(Component data from apps and pages)
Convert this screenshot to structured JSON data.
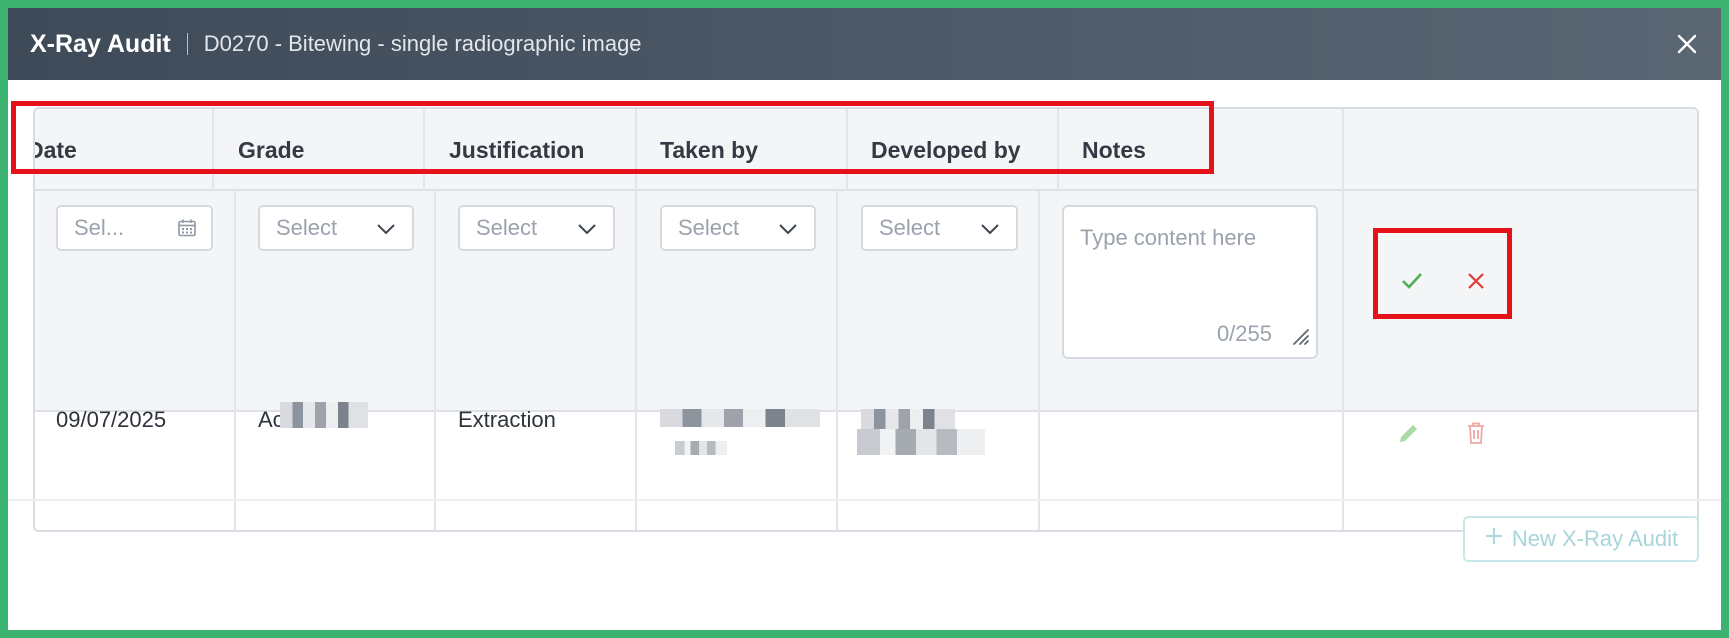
{
  "modal": {
    "title": "X-Ray Audit",
    "subtitle": "D0270 - Bitewing - single radiographic image"
  },
  "table": {
    "columns": [
      "Date",
      "Grade",
      "Justification",
      "Taken by",
      "Developed by",
      "Notes"
    ],
    "edit_row": {
      "date_placeholder": "Sel...",
      "grade_placeholder": "Select",
      "justification_placeholder": "Select",
      "taken_by_placeholder": "Select",
      "developed_by_placeholder": "Select",
      "notes_placeholder": "Type content here",
      "notes_counter": "0/255"
    },
    "rows": [
      {
        "date": "09/07/2025",
        "grade_prefix": "Ac",
        "justification": "Extraction"
      }
    ]
  },
  "footer": {
    "new_button_label": "New X-Ray Audit"
  },
  "colors": {
    "accept": "#4caf50",
    "reject": "#e53935",
    "edit": "#a8dba8",
    "delete": "#f1a7a4",
    "highlight": "#e5121b"
  }
}
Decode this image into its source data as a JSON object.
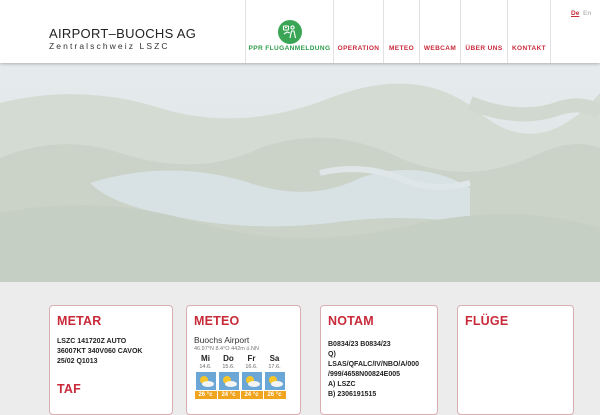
{
  "header": {
    "brand_title": "AIRPORT–BUOCHS AG",
    "brand_subtitle": "Zentralschweiz LSZC",
    "nav": [
      {
        "label": "PPR FLUGANMELDUNG"
      },
      {
        "label": "OPERATION"
      },
      {
        "label": "METEO"
      },
      {
        "label": "WEBCAM"
      },
      {
        "label": "ÜBER UNS"
      },
      {
        "label": "KONTAKT"
      }
    ],
    "languages": [
      "De",
      "En"
    ]
  },
  "cards": {
    "metar": {
      "title": "METAR",
      "lines": [
        "LSZC 141720Z AUTO",
        "36007KT 340V060 CAVOK",
        "25/02 Q1013"
      ]
    },
    "taf": {
      "title": "TAF"
    },
    "meteo": {
      "title": "METEO",
      "station": "Buochs Airport",
      "coords": "46.97°N 8.4°O 442m ü.NN",
      "days": [
        {
          "name": "Mi",
          "date": "14.6.",
          "temp": "26 °c"
        },
        {
          "name": "Do",
          "date": "15.6.",
          "temp": "24 °c"
        },
        {
          "name": "Fr",
          "date": "16.6.",
          "temp": "24 °c"
        },
        {
          "name": "Sa",
          "date": "17.6.",
          "temp": "26 °c"
        }
      ]
    },
    "notam": {
      "title": "NOTAM",
      "lines": [
        "B0834/23 B0834/23",
        "Q)",
        "LSAS/QFALC/IV/NBO/A/000",
        "/999/4658N00824E005",
        "A) LSZC",
        "B) 2306191515"
      ]
    },
    "fluge": {
      "title": "FLÜGE"
    }
  },
  "colors": {
    "accent_red": "#c92a3a",
    "accent_green": "#3aa655",
    "card_border": "#d9aeb3"
  }
}
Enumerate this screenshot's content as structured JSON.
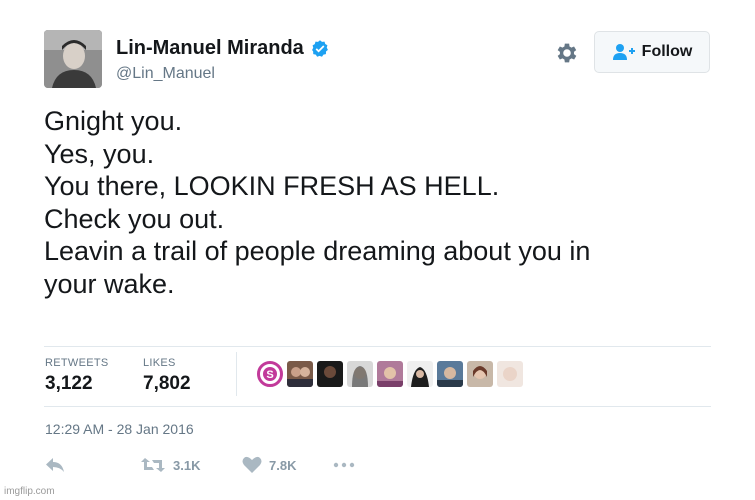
{
  "user": {
    "name": "Lin-Manuel Miranda",
    "handle": "@Lin_Manuel"
  },
  "header": {
    "follow_label": "Follow",
    "gear_icon": "gear-icon",
    "follow_icon": "add-user-icon"
  },
  "tweet": {
    "lines": [
      "Gnight you.",
      "Yes, you.",
      "You there, LOOKIN FRESH AS HELL.",
      "Check you out.",
      "Leavin a trail of people dreaming about you in",
      "your wake."
    ]
  },
  "stats": {
    "retweets_label": "RETWEETS",
    "retweets_value": "3,122",
    "likes_label": "LIKES",
    "likes_value": "7,802"
  },
  "timestamp": "12:29 AM - 28 Jan 2016",
  "actions": {
    "retweet_count": "3.1K",
    "like_count": "7.8K"
  },
  "watermark": "imgflip.com",
  "colors": {
    "verified": "#1da1f2",
    "follow_icon": "#1da1f2",
    "secondary_text": "#657786",
    "action_gray": "#aab8c2",
    "liker_ring": "#c23a9a"
  }
}
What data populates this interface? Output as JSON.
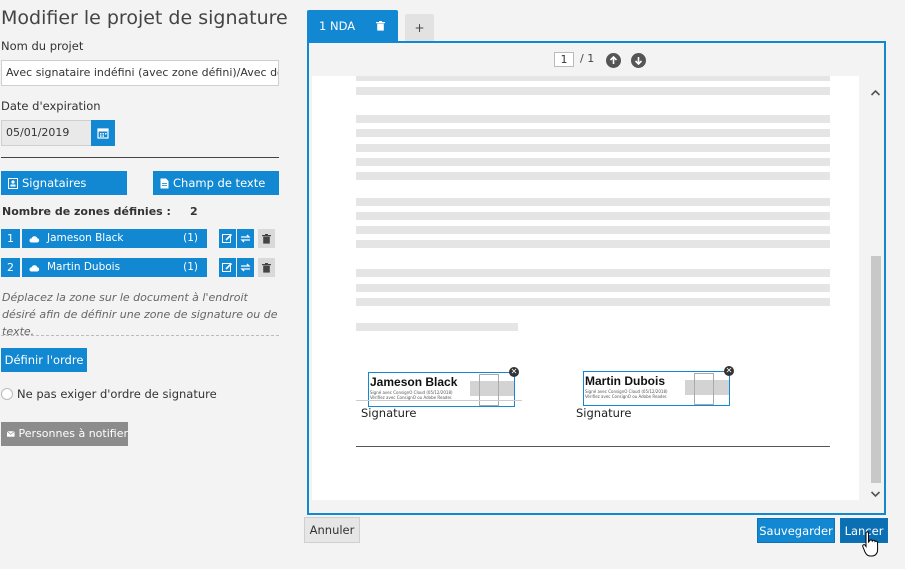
{
  "title": "Modifier le projet de signature",
  "project": {
    "label": "Nom du projet",
    "value": "Avec signataire indéfini (avec zone défini)/Avec docu"
  },
  "expiration": {
    "label": "Date d'expiration",
    "value": "05/01/2019"
  },
  "tabs_left": {
    "signers": "Signataires",
    "text_field": "Champ de texte"
  },
  "zones": {
    "label": "Nombre de zones définies :",
    "count": "2",
    "items": [
      {
        "num": "1",
        "name": "Jameson Black",
        "count": "(1)"
      },
      {
        "num": "2",
        "name": "Martin Dubois",
        "count": "(1)"
      }
    ]
  },
  "hint": "Déplacez la zone sur le document à l'endroit désiré afin de définir une zone de signature ou de texte.",
  "order_button": "Définir l'ordre",
  "no_order_label": "Ne pas exiger d'ordre de signature",
  "notify_button": "Personnes à notifier",
  "doc_tabs": [
    {
      "label": "1 NDA"
    },
    {
      "label": "+"
    }
  ],
  "pager": {
    "current": "1",
    "total": "/ 1"
  },
  "signatures": [
    {
      "name": "Jameson Black",
      "line1": "Signé avec ConsignO Cloud (05/12/2018)",
      "line2": "Vérifiez avec ConsignO ou Adobe Reader.",
      "label": "Signature"
    },
    {
      "name": "Martin Dubois",
      "line1": "Signé avec ConsignO Cloud (05/12/2018)",
      "line2": "Vérifiez avec ConsignO ou Adobe Reader.",
      "label": "Signature"
    }
  ],
  "buttons": {
    "cancel": "Annuler",
    "save": "Sauvegarder",
    "launch": "Lancer"
  },
  "colors": {
    "accent": "#1188d1",
    "tab_inactive": "#e2e2e2",
    "muted_button": "#8c8c8c"
  }
}
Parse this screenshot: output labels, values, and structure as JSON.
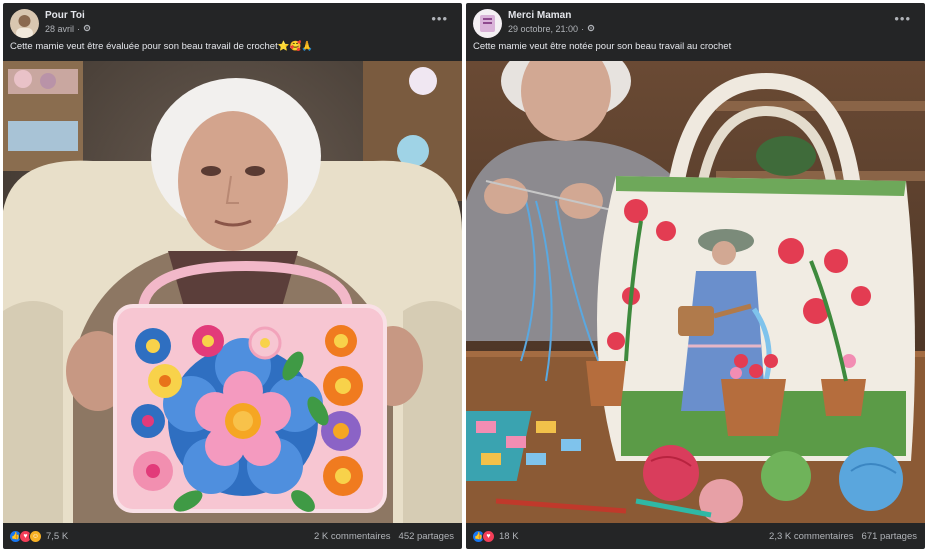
{
  "posts": [
    {
      "author": "Pour Toi",
      "date": "28 avril",
      "caption": "Cette mamie veut être évaluée pour son beau travail de crochet⭐🥰🙏",
      "reactions": "7,5 K",
      "comments": "2 K commentaires",
      "shares": "452 partages"
    },
    {
      "author": "Merci Maman",
      "date": "29 octobre, 21:00",
      "caption": "Cette mamie veut être notée pour son beau travail au crochet",
      "reactions": "18 K",
      "comments": "2,3 K commentaires",
      "shares": "671 partages"
    }
  ],
  "icons": {
    "privacy": "gear-icon",
    "more": "more-options-icon",
    "like": "like-reaction-icon",
    "love": "love-reaction-icon",
    "care": "care-reaction-icon"
  },
  "colors": {
    "card_bg": "#242526",
    "text_primary": "#e4e6eb",
    "text_secondary": "#b0b3b8",
    "like_blue": "#1877f2",
    "love_red": "#f33e58"
  }
}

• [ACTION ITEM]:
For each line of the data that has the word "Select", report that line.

• [ANSWER SECTION]:
      "grade_placeholder": "Select",
      "justification_placeholder": "Select",
      "taken_by_placeholder": "Select",
      "developed_by_placeholder": "Select",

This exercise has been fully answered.